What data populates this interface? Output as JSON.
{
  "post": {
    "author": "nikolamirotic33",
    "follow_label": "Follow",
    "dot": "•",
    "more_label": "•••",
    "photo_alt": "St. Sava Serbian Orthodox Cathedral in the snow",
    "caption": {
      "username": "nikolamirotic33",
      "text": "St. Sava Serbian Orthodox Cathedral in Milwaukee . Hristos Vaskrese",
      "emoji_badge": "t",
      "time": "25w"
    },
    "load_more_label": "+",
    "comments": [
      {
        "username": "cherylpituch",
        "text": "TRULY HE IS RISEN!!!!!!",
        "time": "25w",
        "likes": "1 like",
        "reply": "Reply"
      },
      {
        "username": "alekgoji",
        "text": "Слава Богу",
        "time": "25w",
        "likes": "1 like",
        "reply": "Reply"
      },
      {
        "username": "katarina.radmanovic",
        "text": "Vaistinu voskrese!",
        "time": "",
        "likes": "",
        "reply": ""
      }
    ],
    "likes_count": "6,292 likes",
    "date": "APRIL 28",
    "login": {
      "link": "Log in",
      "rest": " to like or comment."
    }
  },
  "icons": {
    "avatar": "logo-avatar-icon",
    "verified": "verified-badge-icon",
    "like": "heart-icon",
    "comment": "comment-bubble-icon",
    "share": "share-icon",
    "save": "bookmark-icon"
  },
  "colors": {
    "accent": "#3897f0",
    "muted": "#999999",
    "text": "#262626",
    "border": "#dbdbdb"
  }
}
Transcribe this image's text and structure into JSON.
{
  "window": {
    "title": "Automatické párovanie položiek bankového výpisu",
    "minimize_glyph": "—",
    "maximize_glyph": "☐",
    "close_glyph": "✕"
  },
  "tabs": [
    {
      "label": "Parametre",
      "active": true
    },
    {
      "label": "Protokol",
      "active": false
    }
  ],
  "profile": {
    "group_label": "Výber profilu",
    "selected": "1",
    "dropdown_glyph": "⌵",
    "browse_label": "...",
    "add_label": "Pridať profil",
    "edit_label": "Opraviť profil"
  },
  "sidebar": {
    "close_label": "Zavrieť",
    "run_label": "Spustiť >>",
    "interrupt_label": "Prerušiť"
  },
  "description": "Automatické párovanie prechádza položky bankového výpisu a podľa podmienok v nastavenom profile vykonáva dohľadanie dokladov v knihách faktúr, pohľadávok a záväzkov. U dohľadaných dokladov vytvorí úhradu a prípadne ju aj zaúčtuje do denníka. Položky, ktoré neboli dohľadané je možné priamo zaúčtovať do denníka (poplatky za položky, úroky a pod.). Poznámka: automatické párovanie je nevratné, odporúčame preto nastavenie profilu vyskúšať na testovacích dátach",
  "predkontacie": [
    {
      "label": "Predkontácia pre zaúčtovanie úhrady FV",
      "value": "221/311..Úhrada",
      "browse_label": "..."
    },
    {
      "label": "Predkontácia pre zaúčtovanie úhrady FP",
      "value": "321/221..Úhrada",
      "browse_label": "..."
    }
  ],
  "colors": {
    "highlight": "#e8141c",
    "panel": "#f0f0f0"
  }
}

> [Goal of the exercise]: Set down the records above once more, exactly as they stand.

> [Reply to the exercise]:
What data populates this interface? Output as JSON.
{
  "post": {
    "author": "nikolamirotic33",
    "follow_label": "Follow",
    "dot": "•",
    "more_label": "•••",
    "photo_alt": "St. Sava Serbian Orthodox Cathedral in the snow",
    "caption": {
      "username": "nikolamirotic33",
      "text": "St. Sava Serbian Orthodox Cathedral in Milwaukee . Hristos Vaskrese",
      "emoji_badge": "t",
      "time": "25w"
    },
    "load_more_label": "+",
    "comments": [
      {
        "username": "cherylpituch",
        "text": "TRULY HE IS RISEN!!!!!!",
        "time": "25w",
        "likes": "1 like",
        "reply": "Reply"
      },
      {
        "username": "alekgoji",
        "text": "Слава Богу",
        "time": "25w",
        "likes": "1 like",
        "reply": "Reply"
      },
      {
        "username": "katarina.radmanovic",
        "text": "Vaistinu voskrese!",
        "time": "",
        "likes": "",
        "reply": ""
      }
    ],
    "likes_count": "6,292 likes",
    "date": "APRIL 28",
    "login": {
      "link": "Log in",
      "rest": " to like or comment."
    }
  },
  "icons": {
    "avatar": "logo-avatar-icon",
    "verified": "verified-badge-icon",
    "like": "heart-icon",
    "comment": "comment-bubble-icon",
    "share": "share-icon",
    "save": "bookmark-icon"
  },
  "colors": {
    "accent": "#3897f0",
    "muted": "#999999",
    "text": "#262626",
    "border": "#dbdbdb"
  }
}
Transcribe this image's text and structure into JSON.
{
  "window": {
    "title": "Automatické párovanie položiek bankového výpisu",
    "minimize_glyph": "—",
    "maximize_glyph": "☐",
    "close_glyph": "✕"
  },
  "tabs": [
    {
      "label": "Parametre",
      "active": true
    },
    {
      "label": "Protokol",
      "active": false
    }
  ],
  "profile": {
    "group_label": "Výber profilu",
    "selected": "1",
    "dropdown_glyph": "⌵",
    "browse_label": "...",
    "add_label": "Pridať profil",
    "edit_label": "Opraviť profil"
  },
  "sidebar": {
    "close_label": "Zavrieť",
    "run_label": "Spustiť >>",
    "interrupt_label": "Prerušiť"
  },
  "description": "Automatické párovanie prechádza položky bankového výpisu a podľa podmienok v nastavenom profile vykonáva dohľadanie dokladov v knihách faktúr, pohľadávok a záväzkov. U dohľadaných dokladov vytvorí úhradu a prípadne ju aj zaúčtuje do denníka. Položky, ktoré neboli dohľadané je možné priamo zaúčtovať do denníka (poplatky za položky, úroky a pod.). Poznámka: automatické párovanie je nevratné, odporúčame preto nastavenie profilu vyskúšať na testovacích dátach",
  "predkontacie": [
    {
      "label": "Predkontácia pre zaúčtovanie úhrady FV",
      "value": "221/311..Úhrada",
      "browse_label": "..."
    },
    {
      "label": "Predkontácia pre zaúčtovanie úhrady FP",
      "value": "321/221..Úhrada",
      "browse_label": "..."
    }
  ],
  "colors": {
    "highlight": "#e8141c",
    "panel": "#f0f0f0"
  }
}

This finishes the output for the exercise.